* Task directions
Your copy should match the listing word for word, apart from the pictures, which are left out.

* Data listing
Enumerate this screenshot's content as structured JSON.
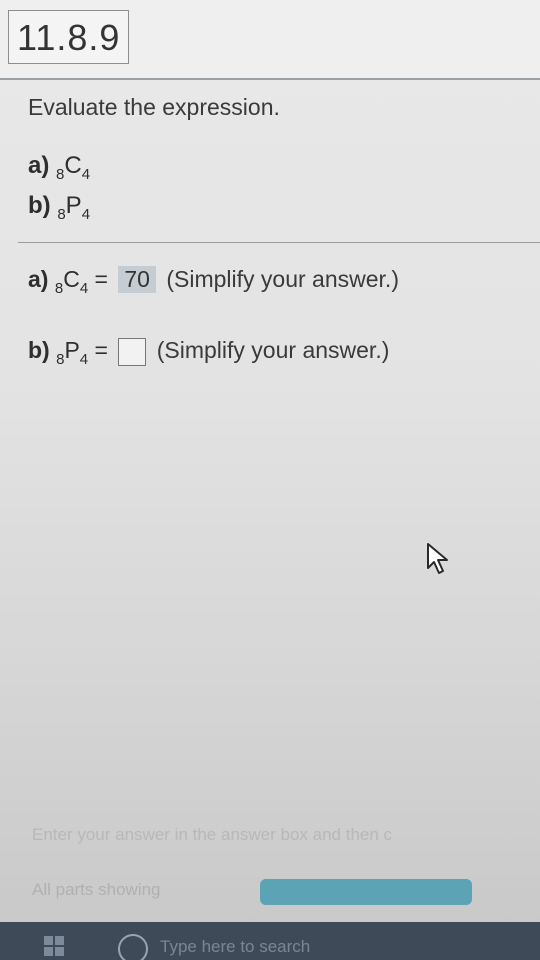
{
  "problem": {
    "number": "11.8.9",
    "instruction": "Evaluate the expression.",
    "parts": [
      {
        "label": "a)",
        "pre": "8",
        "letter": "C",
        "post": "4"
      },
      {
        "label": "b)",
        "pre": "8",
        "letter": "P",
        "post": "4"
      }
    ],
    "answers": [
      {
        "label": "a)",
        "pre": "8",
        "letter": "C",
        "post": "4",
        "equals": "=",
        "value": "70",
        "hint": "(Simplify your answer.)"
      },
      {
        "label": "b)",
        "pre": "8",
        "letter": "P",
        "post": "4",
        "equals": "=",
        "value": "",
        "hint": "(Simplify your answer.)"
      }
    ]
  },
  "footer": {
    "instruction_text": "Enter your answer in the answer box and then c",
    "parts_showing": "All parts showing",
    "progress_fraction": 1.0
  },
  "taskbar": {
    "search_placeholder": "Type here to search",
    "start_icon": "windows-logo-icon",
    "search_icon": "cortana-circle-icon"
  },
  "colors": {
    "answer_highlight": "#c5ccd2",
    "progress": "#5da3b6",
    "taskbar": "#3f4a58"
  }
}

* Reply
Enumerate this screenshot's content as structured JSON.
{
  "problem": {
    "number": "11.8.9",
    "instruction": "Evaluate the expression.",
    "parts": [
      {
        "label": "a)",
        "pre": "8",
        "letter": "C",
        "post": "4"
      },
      {
        "label": "b)",
        "pre": "8",
        "letter": "P",
        "post": "4"
      }
    ],
    "answers": [
      {
        "label": "a)",
        "pre": "8",
        "letter": "C",
        "post": "4",
        "equals": "=",
        "value": "70",
        "hint": "(Simplify your answer.)"
      },
      {
        "label": "b)",
        "pre": "8",
        "letter": "P",
        "post": "4",
        "equals": "=",
        "value": "",
        "hint": "(Simplify your answer.)"
      }
    ]
  },
  "footer": {
    "instruction_text": "Enter your answer in the answer box and then c",
    "parts_showing": "All parts showing",
    "progress_fraction": 1.0
  },
  "taskbar": {
    "search_placeholder": "Type here to search",
    "start_icon": "windows-logo-icon",
    "search_icon": "cortana-circle-icon"
  },
  "colors": {
    "answer_highlight": "#c5ccd2",
    "progress": "#5da3b6",
    "taskbar": "#3f4a58"
  }
}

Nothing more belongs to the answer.